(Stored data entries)
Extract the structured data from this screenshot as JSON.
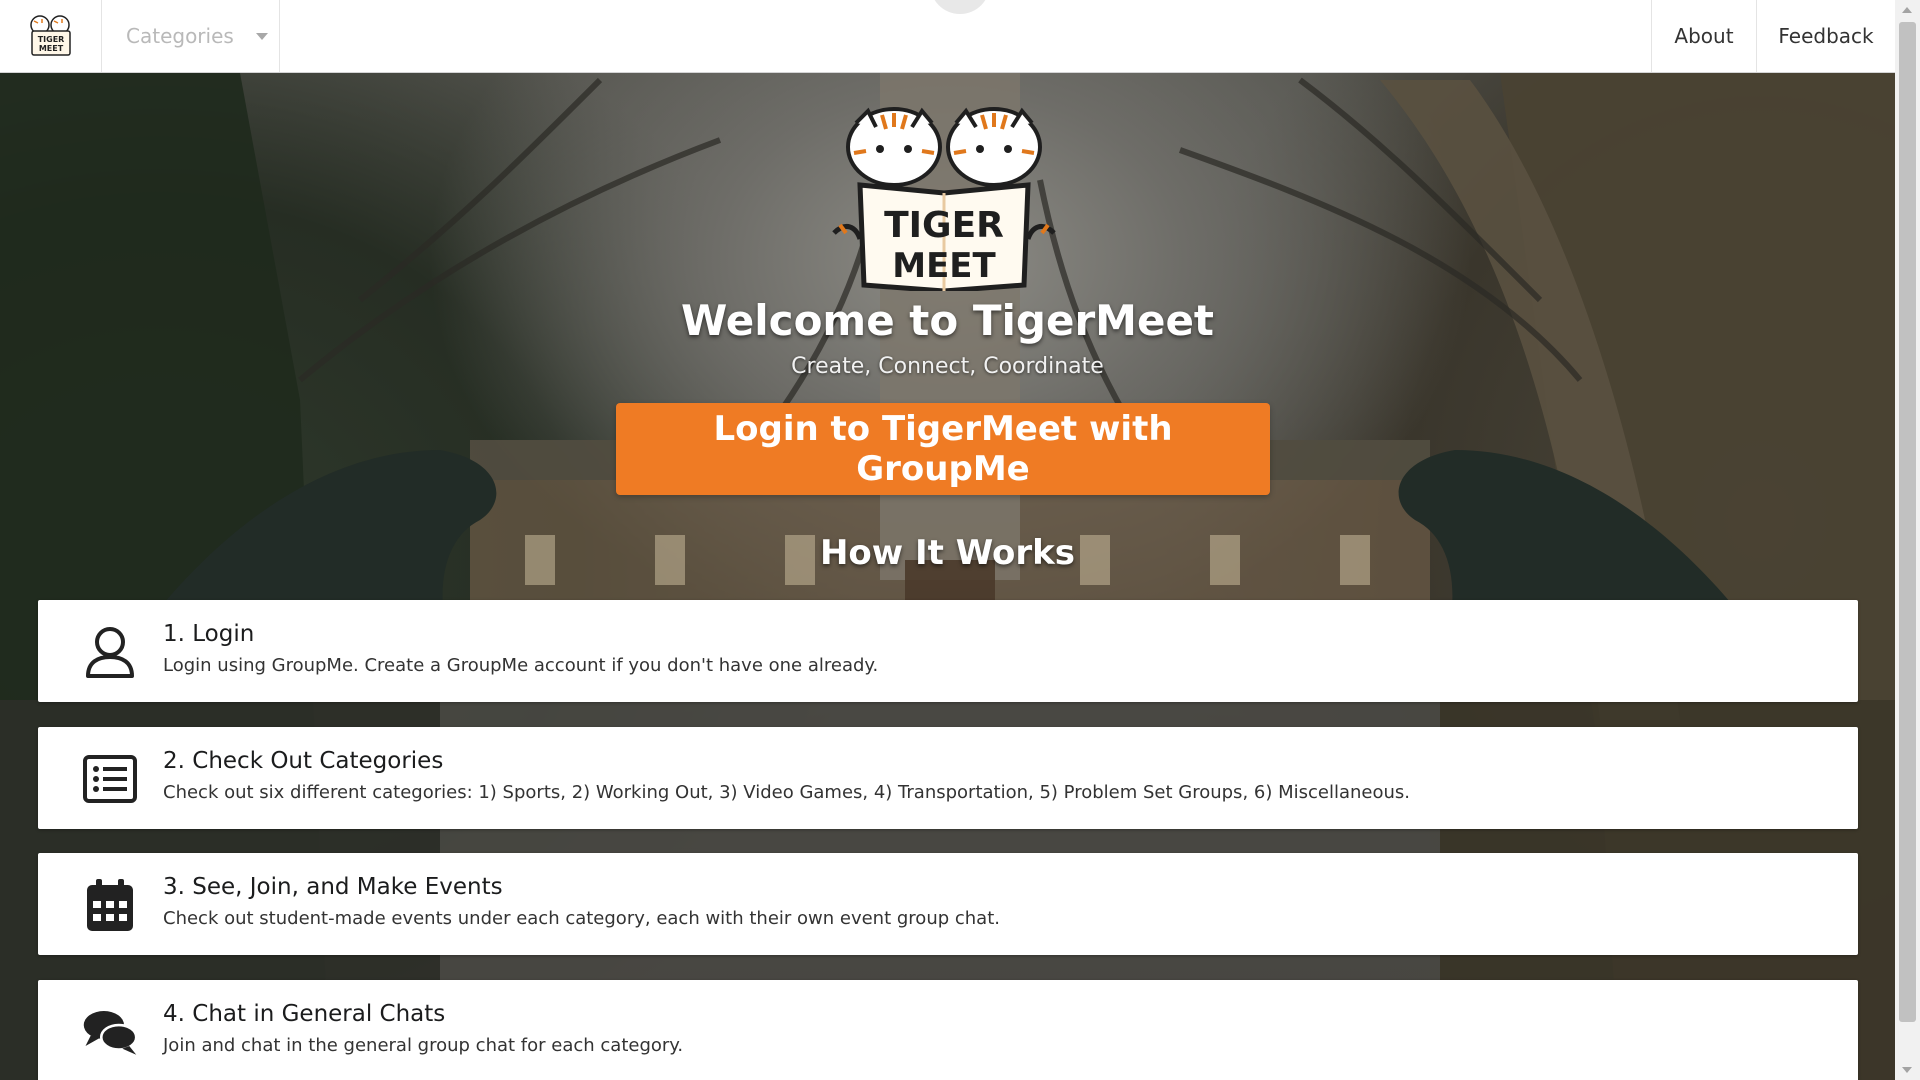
{
  "navbar": {
    "logo_alt": "TigerMeet",
    "categories_label": "Categories",
    "about_label": "About",
    "feedback_label": "Feedback"
  },
  "hero": {
    "logo_text_top": "TIGER",
    "logo_text_bottom": "MEET",
    "title": "Welcome to TigerMeet",
    "subtitle": "Create, Connect, Coordinate",
    "login_button": "Login to TigerMeet with GroupMe",
    "how_title": "How It Works"
  },
  "steps": [
    {
      "title": "1. Login",
      "description": "Login using GroupMe. Create a GroupMe account if you don't have one already.",
      "icon": "user-icon"
    },
    {
      "title": "2. Check Out Categories",
      "description": "Check out six different categories: 1) Sports, 2) Working Out, 3) Video Games, 4) Transportation, 5) Problem Set Groups, 6) Miscellaneous.",
      "icon": "list-icon"
    },
    {
      "title": "3. See, Join, and Make Events",
      "description": "Check out student-made events under each category, each with their own event group chat.",
      "icon": "calendar-icon"
    },
    {
      "title": "4. Chat in General Chats",
      "description": "Join and chat in the general group chat for each category.",
      "icon": "chat-icon"
    }
  ],
  "colors": {
    "accent": "#ef7b24",
    "navbar_bg": "#ffffff",
    "card_bg": "#ffffff"
  }
}
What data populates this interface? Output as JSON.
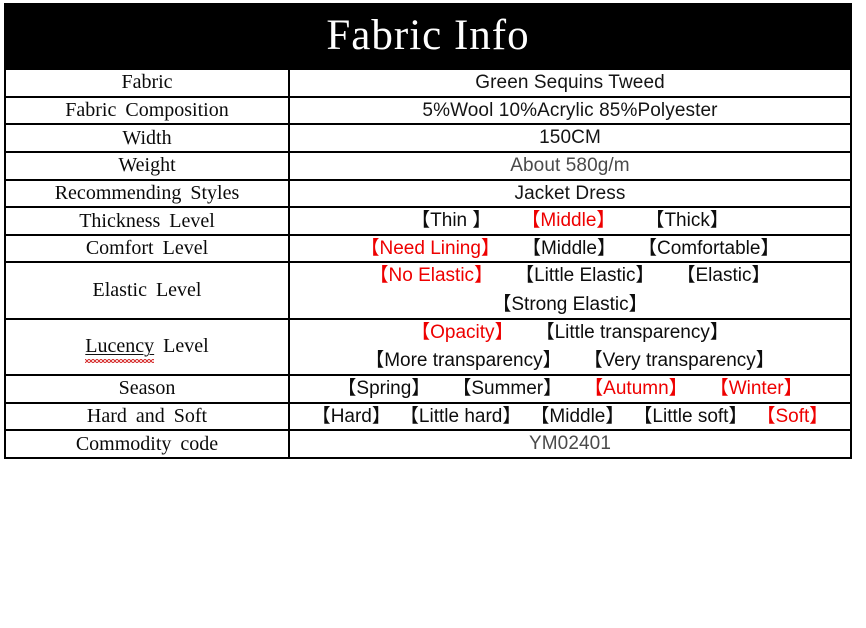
{
  "header": {
    "title": "Fabric Info",
    "background_color": "#000000",
    "text_color": "#ffffff"
  },
  "colors": {
    "highlight_red": "#ee0000",
    "text_black": "#0d0d0d",
    "muted_gray": "#4a4a4a",
    "border": "#000000"
  },
  "brackets": {
    "open": "【",
    "close": "】"
  },
  "rows": [
    {
      "label": "Fabric",
      "type": "text",
      "value": "Green Sequins Tweed",
      "muted": false
    },
    {
      "label": "Fabric Composition",
      "type": "text",
      "value": "5%Wool 10%Acrylic 85%Polyester",
      "muted": false
    },
    {
      "label": "Width",
      "type": "text",
      "value": "150CM",
      "muted": false
    },
    {
      "label": "Weight",
      "type": "text",
      "value": "About 580g/m",
      "muted": true
    },
    {
      "label": "Recommending Styles",
      "type": "text",
      "value": "Jacket Dress",
      "muted": false
    },
    {
      "label": "Thickness Level",
      "type": "options",
      "lines": [
        [
          {
            "text": "Thin ",
            "selected": false
          },
          {
            "text": "Middle",
            "selected": true
          },
          {
            "text": "Thick",
            "selected": false
          }
        ]
      ]
    },
    {
      "label": "Comfort Level",
      "type": "options",
      "lines": [
        [
          {
            "text": "Need Lining",
            "selected": true
          },
          {
            "text": "Middle",
            "selected": false
          },
          {
            "text": "Comfortable",
            "selected": false
          }
        ]
      ]
    },
    {
      "label": "Elastic Level",
      "type": "options",
      "lines": [
        [
          {
            "text": "No Elastic",
            "selected": true
          },
          {
            "text": "Little Elastic",
            "selected": false
          },
          {
            "text": "Elastic",
            "selected": false
          }
        ],
        [
          {
            "text": "Strong Elastic",
            "selected": false
          }
        ]
      ]
    },
    {
      "label": "Lucency Level",
      "label_misspelled_word": "Lucency",
      "label_rest": " Level",
      "type": "options",
      "lines": [
        [
          {
            "text": "Opacity",
            "selected": true
          },
          {
            "text": "Little transparency",
            "selected": false
          }
        ],
        [
          {
            "text": "More transparency",
            "selected": false
          },
          {
            "text": "Very transparency",
            "selected": false
          }
        ]
      ]
    },
    {
      "label": "Season",
      "type": "options",
      "lines": [
        [
          {
            "text": "Spring",
            "selected": false
          },
          {
            "text": "Summer",
            "selected": false
          },
          {
            "text": "Autumn",
            "selected": true
          },
          {
            "text": "Winter",
            "selected": true
          }
        ]
      ]
    },
    {
      "label": "Hard and Soft",
      "type": "options",
      "lines": [
        [
          {
            "text": "Hard",
            "selected": false
          },
          {
            "text": "Little hard",
            "selected": false
          },
          {
            "text": "Middle",
            "selected": false
          },
          {
            "text": "Little soft",
            "selected": false
          },
          {
            "text": "Soft",
            "selected": true
          }
        ]
      ]
    },
    {
      "label": "Commodity code",
      "type": "text",
      "value": "YM02401",
      "muted": true
    }
  ]
}
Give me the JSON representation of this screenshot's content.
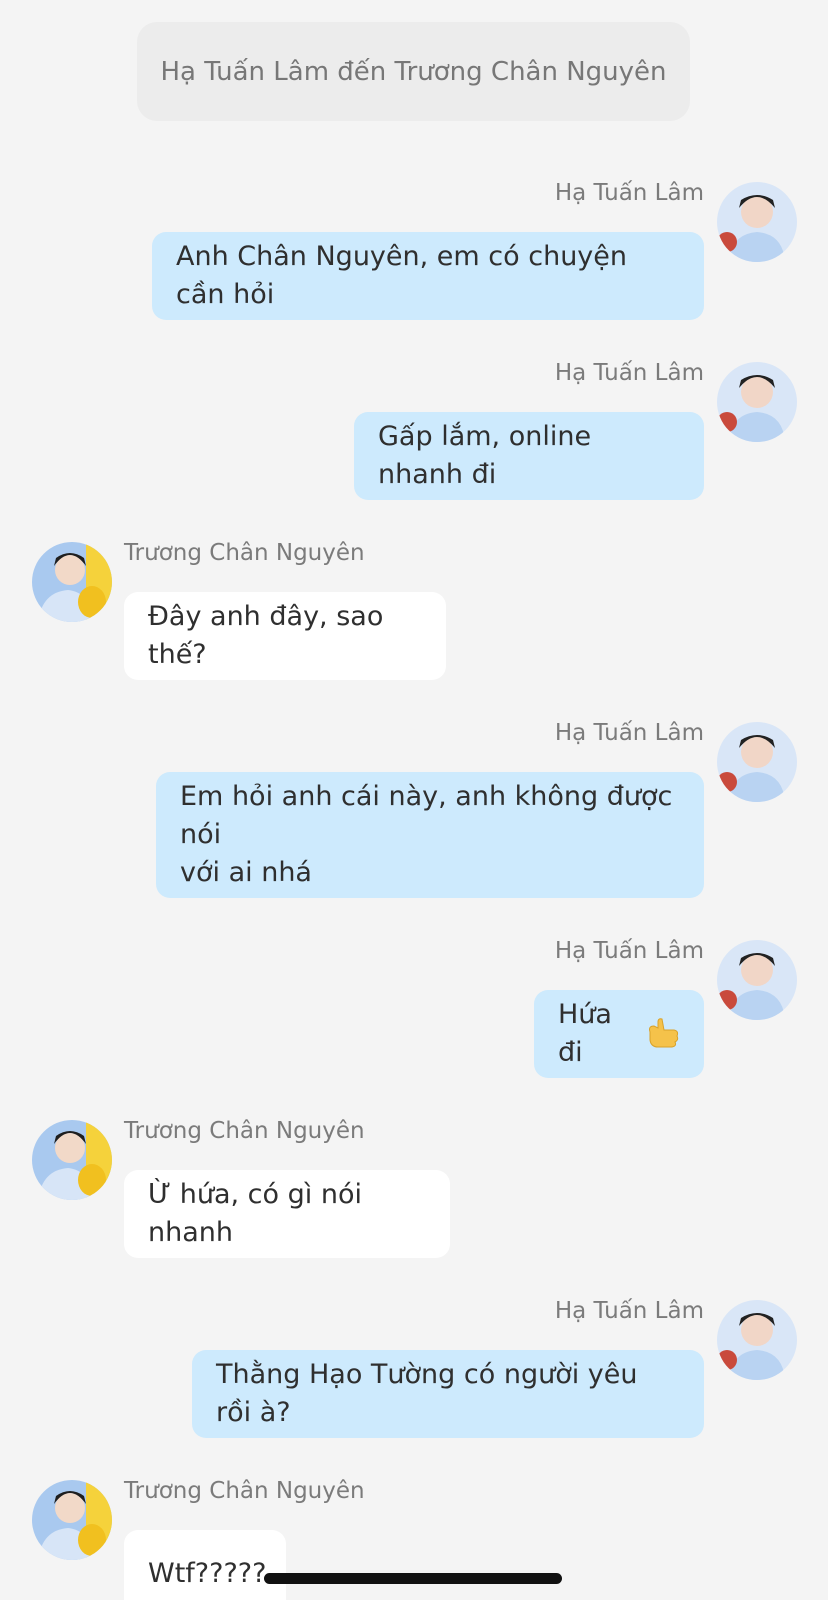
{
  "header": {
    "title": "Hạ Tuấn Lâm đến Trương Chân Nguyên"
  },
  "messages": [
    {
      "side": "right",
      "sender": "Hạ Tuấn Lâm",
      "text": "Anh Chân Nguyên, em có chuyện cần hỏi"
    },
    {
      "side": "right",
      "sender": "Hạ Tuấn Lâm",
      "text": "Gấp lắm, online nhanh đi"
    },
    {
      "side": "left",
      "sender": "Trương Chân Nguyên",
      "text": "Đây anh đây, sao thế?"
    },
    {
      "side": "right",
      "sender": "Hạ Tuấn Lâm",
      "text": "Em hỏi anh cái này, anh không được nói",
      "text2": "với ai nhá"
    },
    {
      "side": "right",
      "sender": "Hạ Tuấn Lâm",
      "text": "Hứa đi",
      "emoji": "call-me-hand-emoji"
    },
    {
      "side": "left",
      "sender": "Trương Chân Nguyên",
      "text": "Ừ hứa, có gì nói nhanh"
    },
    {
      "side": "right",
      "sender": "Hạ Tuấn Lâm",
      "text": "Thằng Hạo Tường có người yêu rồi à?"
    },
    {
      "side": "left",
      "sender": "Trương Chân Nguyên",
      "text": "Wtf?????"
    }
  ],
  "colors": {
    "sent_bubble": "#cdeafd",
    "received_bubble": "#ffffff",
    "background": "#f4f4f4"
  }
}
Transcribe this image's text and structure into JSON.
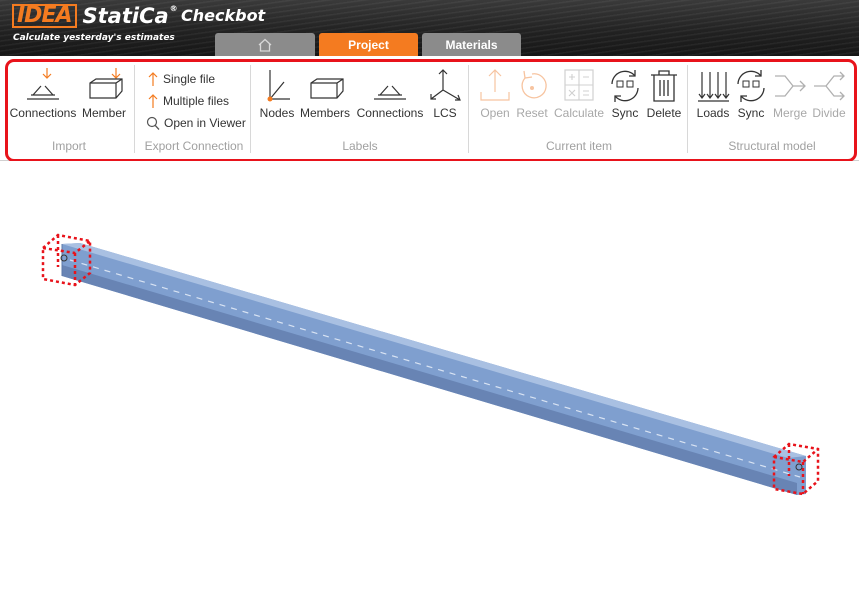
{
  "app": {
    "logo_idea": "IDEA",
    "logo_statica": "StatiCa",
    "logo_reg": "®",
    "name": "Checkbot",
    "tagline": "Calculate yesterday's estimates"
  },
  "tabs": [
    {
      "label": "",
      "icon": "home-icon"
    },
    {
      "label": "Project"
    },
    {
      "label": "Materials"
    }
  ],
  "ribbon": {
    "groups": {
      "import": "Import",
      "export": "Export Connection",
      "labels": "Labels",
      "current": "Current item",
      "structural": "Structural model"
    },
    "import": {
      "connections": "Connections",
      "member": "Member"
    },
    "export": {
      "single_file": "Single file",
      "multiple_files": "Multiple files",
      "open_viewer": "Open in Viewer"
    },
    "labels": {
      "nodes": "Nodes",
      "members": "Members",
      "connections": "Connections",
      "lcs": "LCS"
    },
    "current": {
      "open": "Open",
      "reset": "Reset",
      "calculate": "Calculate",
      "sync": "Sync",
      "delete": "Delete"
    },
    "structural": {
      "loads": "Loads",
      "sync": "Sync",
      "merge": "Merge",
      "divide": "Divide"
    }
  },
  "colors": {
    "accent": "#f47b20",
    "tab_inactive": "#8b8b8b",
    "highlight": "#e8131b",
    "beam": "#7f9fcf",
    "disabled": "#a8a8a8"
  }
}
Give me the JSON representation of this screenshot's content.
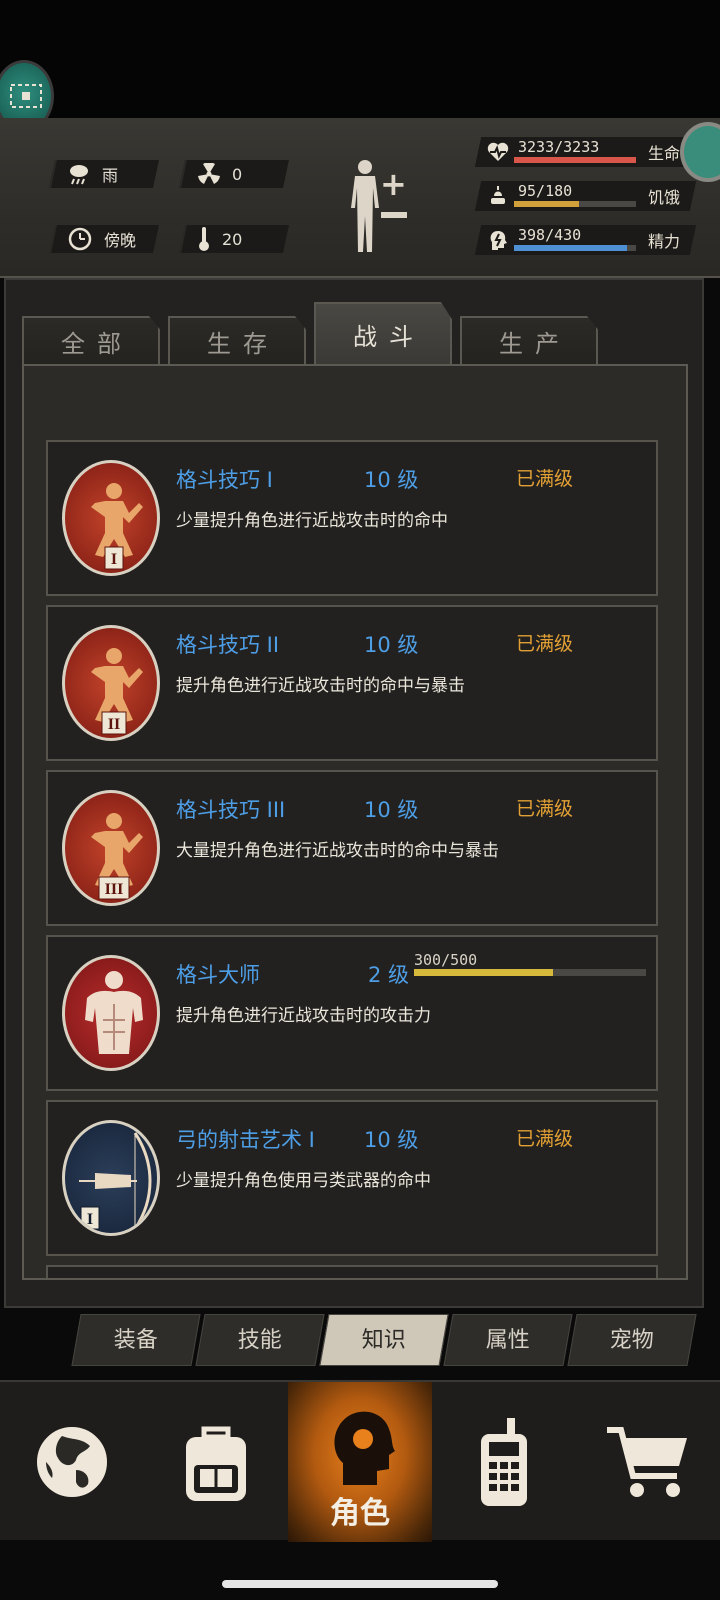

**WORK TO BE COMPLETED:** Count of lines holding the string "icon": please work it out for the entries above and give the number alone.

**EXERCISE SOLUTION:** 5